So there are several scientific articles on the internet that state that the old 1000+ year construction in Chinese that has plaster on its walls, and mortar used for building, used a secret ingredient that gave it super strength and buildability which was basically sticky rice soup. They would mix this soup into their mix which gave it a inorganic/organic structure many of which are still standing today and gave the plaster awesome water blocking features.
Makes sense. Glutinous rice flour is the principle ingredient of wall paper paste in Asia, which is used for everything paper-related, even making furniture. It's very hard. Not as waterproof as shellac, but a lot better than plaster. They don't mention an antiseptic in the article, though. I've had paste mold because I didn't add enough or the moisture content was too high. Flour, a little sugar, water, and antiseptic. But it needs to be boiled. You'd need a huge pot for an application like that, and probably several batches. If kept in an air-tight container, it will keep for a month or more. It's very cheap and pre-made here, but maybe not available pre-made outside Asia. It is quite thick, so has to be diluted prior to application.
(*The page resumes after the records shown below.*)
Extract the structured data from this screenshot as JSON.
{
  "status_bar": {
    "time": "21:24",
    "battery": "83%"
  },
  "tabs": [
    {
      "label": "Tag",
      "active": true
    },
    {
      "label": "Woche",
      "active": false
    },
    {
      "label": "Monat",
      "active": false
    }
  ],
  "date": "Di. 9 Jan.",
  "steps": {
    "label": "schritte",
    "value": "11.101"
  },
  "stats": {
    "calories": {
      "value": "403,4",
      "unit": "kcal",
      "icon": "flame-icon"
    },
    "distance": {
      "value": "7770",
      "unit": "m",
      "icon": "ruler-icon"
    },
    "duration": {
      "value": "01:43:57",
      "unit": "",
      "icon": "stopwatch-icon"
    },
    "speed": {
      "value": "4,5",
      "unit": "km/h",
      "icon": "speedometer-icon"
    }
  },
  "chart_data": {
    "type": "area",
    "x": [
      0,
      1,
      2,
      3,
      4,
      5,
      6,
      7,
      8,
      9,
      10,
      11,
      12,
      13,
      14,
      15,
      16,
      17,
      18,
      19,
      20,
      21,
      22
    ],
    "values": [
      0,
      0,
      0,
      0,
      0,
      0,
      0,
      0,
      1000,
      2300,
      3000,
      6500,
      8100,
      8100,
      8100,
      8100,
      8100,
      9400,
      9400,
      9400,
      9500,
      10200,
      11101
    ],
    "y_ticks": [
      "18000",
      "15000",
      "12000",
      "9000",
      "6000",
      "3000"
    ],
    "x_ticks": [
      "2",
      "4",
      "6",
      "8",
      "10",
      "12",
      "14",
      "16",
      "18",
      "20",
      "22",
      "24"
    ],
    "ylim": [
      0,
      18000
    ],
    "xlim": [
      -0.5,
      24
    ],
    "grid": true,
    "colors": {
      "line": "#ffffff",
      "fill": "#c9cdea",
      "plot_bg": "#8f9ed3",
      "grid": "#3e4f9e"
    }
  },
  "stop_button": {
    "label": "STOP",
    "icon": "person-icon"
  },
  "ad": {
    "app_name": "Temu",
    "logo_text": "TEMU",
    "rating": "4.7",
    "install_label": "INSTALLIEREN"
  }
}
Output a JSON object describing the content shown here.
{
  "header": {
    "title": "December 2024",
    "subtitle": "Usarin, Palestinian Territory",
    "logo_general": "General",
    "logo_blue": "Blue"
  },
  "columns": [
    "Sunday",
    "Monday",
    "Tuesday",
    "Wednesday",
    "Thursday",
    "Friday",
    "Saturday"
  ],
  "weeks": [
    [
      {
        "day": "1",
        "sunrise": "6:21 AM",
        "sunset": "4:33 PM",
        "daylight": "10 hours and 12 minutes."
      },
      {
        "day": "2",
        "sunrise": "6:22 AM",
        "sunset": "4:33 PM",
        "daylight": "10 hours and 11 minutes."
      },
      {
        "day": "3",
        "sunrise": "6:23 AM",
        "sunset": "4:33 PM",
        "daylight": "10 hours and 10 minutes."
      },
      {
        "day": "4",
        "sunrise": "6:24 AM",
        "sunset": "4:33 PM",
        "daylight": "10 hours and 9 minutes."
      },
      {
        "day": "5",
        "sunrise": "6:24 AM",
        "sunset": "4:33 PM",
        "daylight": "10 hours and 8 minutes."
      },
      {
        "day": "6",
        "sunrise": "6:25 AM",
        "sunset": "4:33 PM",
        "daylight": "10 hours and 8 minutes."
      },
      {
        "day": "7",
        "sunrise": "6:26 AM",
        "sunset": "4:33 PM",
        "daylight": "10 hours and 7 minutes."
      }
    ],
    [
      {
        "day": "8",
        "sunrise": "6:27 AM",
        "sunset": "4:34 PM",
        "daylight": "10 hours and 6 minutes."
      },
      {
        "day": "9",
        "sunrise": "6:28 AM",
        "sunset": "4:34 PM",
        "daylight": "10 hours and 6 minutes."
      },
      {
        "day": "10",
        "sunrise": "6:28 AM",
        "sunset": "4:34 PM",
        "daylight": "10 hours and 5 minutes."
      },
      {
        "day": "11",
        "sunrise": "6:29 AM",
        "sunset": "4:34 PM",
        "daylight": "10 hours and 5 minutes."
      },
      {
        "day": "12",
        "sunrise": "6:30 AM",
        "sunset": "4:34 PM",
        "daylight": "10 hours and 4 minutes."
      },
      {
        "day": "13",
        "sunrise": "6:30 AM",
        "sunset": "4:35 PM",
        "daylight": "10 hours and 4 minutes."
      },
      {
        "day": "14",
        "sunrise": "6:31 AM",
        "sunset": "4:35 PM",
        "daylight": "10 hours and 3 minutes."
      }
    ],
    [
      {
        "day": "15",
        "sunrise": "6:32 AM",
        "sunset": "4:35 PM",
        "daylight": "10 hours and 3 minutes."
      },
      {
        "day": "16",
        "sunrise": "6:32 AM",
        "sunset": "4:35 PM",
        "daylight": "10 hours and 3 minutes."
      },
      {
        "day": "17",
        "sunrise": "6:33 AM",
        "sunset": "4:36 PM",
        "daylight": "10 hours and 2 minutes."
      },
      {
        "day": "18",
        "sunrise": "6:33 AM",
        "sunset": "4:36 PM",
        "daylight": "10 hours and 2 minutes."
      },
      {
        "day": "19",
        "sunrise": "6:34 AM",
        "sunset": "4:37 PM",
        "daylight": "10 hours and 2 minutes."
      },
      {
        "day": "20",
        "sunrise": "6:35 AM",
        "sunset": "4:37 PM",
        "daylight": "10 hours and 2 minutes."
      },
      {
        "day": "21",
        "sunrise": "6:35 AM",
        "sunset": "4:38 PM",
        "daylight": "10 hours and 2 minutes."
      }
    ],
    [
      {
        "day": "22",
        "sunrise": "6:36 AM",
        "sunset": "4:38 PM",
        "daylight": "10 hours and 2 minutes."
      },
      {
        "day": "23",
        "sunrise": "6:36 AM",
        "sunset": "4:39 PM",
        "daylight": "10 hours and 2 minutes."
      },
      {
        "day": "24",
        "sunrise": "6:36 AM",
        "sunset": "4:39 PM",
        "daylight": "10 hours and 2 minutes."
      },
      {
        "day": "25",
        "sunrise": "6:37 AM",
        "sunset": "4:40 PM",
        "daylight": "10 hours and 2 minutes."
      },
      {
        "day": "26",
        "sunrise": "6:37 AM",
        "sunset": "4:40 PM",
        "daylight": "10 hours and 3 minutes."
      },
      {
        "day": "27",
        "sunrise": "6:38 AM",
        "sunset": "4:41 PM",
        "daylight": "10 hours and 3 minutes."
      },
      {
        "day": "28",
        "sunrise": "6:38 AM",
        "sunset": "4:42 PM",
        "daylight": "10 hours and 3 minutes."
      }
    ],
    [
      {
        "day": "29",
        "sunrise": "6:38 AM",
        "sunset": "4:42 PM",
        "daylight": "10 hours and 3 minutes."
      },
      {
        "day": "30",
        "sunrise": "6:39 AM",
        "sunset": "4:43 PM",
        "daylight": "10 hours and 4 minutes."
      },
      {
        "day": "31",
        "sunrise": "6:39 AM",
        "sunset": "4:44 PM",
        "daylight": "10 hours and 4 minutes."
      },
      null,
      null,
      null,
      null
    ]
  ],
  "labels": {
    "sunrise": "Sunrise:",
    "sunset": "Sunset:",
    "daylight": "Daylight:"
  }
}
The closest thing to that that i know about is sawdust. We mixed sawdust into our mortar. It slowed the drying time to prevent cracking and may have improved the mortar's R value. I have also seen people making insulated fire bricks by mixing saw dust and clay. Firing the clay burns away the sawdust and leaves a clay foam. Then there is the story from WWII where they mixed sawdust and Ice to create a bullet proof composite that resisted thawing quite nicely. They were going to build a floating airbase with it until they figure out it would take more steel to make the refrigeration units to make the ice than if they just built more steel ships.